UCSF Sustainability Stories
Ana Toepel, Green Impact, March 2020
Big Banks Fuel Climate Change with Fossil Fuels Investments
Image Source: iStock
According to a January article in the The New York Times by members of StopTheMoneyPipeline.com, major banks and asset managers—such as JP Morgan Chase, Wells Fargo, Citibank, and Blackrock—are some of the biggest investors in the fossil fuels industry. The article makes the case that, with investments in the hundreds of billions, these institutions are essentially funding the climate crisis. The authors’ message to readers is: “If you want to stop climate change, follow the money.”
Banking on Climate Change, a 2019 publication by several large environmental organizations, including Sierra Club and Rainforest Action Network, makes the same case, and details the lending and underwriting from 33 global banks to the fossil fuel industry as a whole. The report claims that these 33 banks (including those listed above and several other large American banks) financed fossil fuels with $1.9 trillion since the Paris Agreement, which is more than all the currency in circulation in the U.S.! The report also explains that most of these banks are not taking action to phase out fossil fuels investment and are even funding the expansion into new fossil fuels sources in many cases.
Fortunately, some financial institutions are making the shift away from fossil fuels. In January the world’s largest asset manager, BlackRock, announced it will now make climate change central to its investment considerations. To this end, it is removing companies that generate more than 25 percent of their revenues from coal production from its actively managed portfolios and requiring companies it invests in to disclose plans for operating under the Paris Agreement’s goals to limit global warming to less than 2 degrees Celsius. Last fall the European Investment Bank (EIB), the lending institution for the EU, decided it will end all lending to fossil fuels by the end of 2021 and align all financing decisions with the Paris Climate Agreement. The EIB was the first multilateral development bank to commit to this, which may send “an unequivocal signal into the financial system to encourage other multilateral lenders to follow suit.” A recent GreenBiz article suggests that companies considering the impact investments have on the planet and society may indeed be a recent trend.

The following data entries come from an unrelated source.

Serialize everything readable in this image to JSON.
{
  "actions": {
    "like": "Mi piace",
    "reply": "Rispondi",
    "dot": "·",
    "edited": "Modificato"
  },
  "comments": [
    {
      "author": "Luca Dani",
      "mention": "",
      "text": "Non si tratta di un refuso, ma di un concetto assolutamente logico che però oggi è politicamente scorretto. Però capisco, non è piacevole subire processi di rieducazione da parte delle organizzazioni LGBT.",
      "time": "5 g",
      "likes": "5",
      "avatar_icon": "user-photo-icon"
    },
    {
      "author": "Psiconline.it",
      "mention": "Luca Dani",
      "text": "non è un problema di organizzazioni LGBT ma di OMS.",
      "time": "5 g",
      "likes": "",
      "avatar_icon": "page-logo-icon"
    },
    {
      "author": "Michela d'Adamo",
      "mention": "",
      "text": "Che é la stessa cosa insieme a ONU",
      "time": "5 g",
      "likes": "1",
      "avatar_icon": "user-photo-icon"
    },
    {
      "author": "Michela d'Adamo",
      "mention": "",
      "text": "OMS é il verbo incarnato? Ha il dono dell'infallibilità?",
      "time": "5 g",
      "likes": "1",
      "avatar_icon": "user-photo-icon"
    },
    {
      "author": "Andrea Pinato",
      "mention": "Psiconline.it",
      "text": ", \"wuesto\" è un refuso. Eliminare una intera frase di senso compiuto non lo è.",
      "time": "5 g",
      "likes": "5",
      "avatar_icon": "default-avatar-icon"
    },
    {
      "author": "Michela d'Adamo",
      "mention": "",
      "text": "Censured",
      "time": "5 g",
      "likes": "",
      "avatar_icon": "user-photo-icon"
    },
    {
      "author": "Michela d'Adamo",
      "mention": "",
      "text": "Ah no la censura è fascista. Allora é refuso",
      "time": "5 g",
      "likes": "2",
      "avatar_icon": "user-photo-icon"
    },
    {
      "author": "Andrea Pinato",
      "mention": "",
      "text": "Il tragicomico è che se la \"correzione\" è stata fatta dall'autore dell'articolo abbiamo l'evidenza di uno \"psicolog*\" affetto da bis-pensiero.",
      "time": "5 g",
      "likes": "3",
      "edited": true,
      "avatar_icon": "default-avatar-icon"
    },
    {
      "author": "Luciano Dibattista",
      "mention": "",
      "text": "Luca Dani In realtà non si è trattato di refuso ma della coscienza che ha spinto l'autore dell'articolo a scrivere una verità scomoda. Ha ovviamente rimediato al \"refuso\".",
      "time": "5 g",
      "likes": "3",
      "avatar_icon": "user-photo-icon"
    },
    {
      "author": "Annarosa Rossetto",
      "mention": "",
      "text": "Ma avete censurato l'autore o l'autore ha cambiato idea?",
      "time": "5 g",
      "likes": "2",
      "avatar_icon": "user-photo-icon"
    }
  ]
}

What the UCSF Community Can Do
As we reported in a story last June, over the past several years the University of California has been working to make their financial investments more sustainable. It has been investing large sums in renewable energy and other sustainable companies—and made the bold move in September 2019 to divest its $13.4 billion endowment and $80 billion pension fund from fossil fuel companies, the largest divestment of any public university ever. Last February UCSF spearheaded the divestment process, being the first UC campus to urge the UC Regents to divest its endowment portfolio of all investments in the fossil fuel companies with the greatest carbon reserves.
UCSF faculty, staff, and students can also make a difference with their banking, investing sustainably and choosing banks whose lending practices support climate action instead of fossil fuels. Look for institutions that practice socially-responsible investing (SRI), which aligns investments with values of sustainability and justice. SRI considers environmental, social, and corporate governance (ESG) criteria in investment analysis and portfolio construction to avoid investing in companies that negatively impact the environment and/or society. UCSF faculty and staff have access to Fidelity’s ESG and social investing options, such as women’s leadership bonds and sustainable bonds. For your banking needs, local credit unions and community development banks are great choices for moving your money away from fossil fuels.
Portfolio, bank, and credit union options from Sierra Club
“3 Steps to a Socially Conscious Portfolio,” New York Times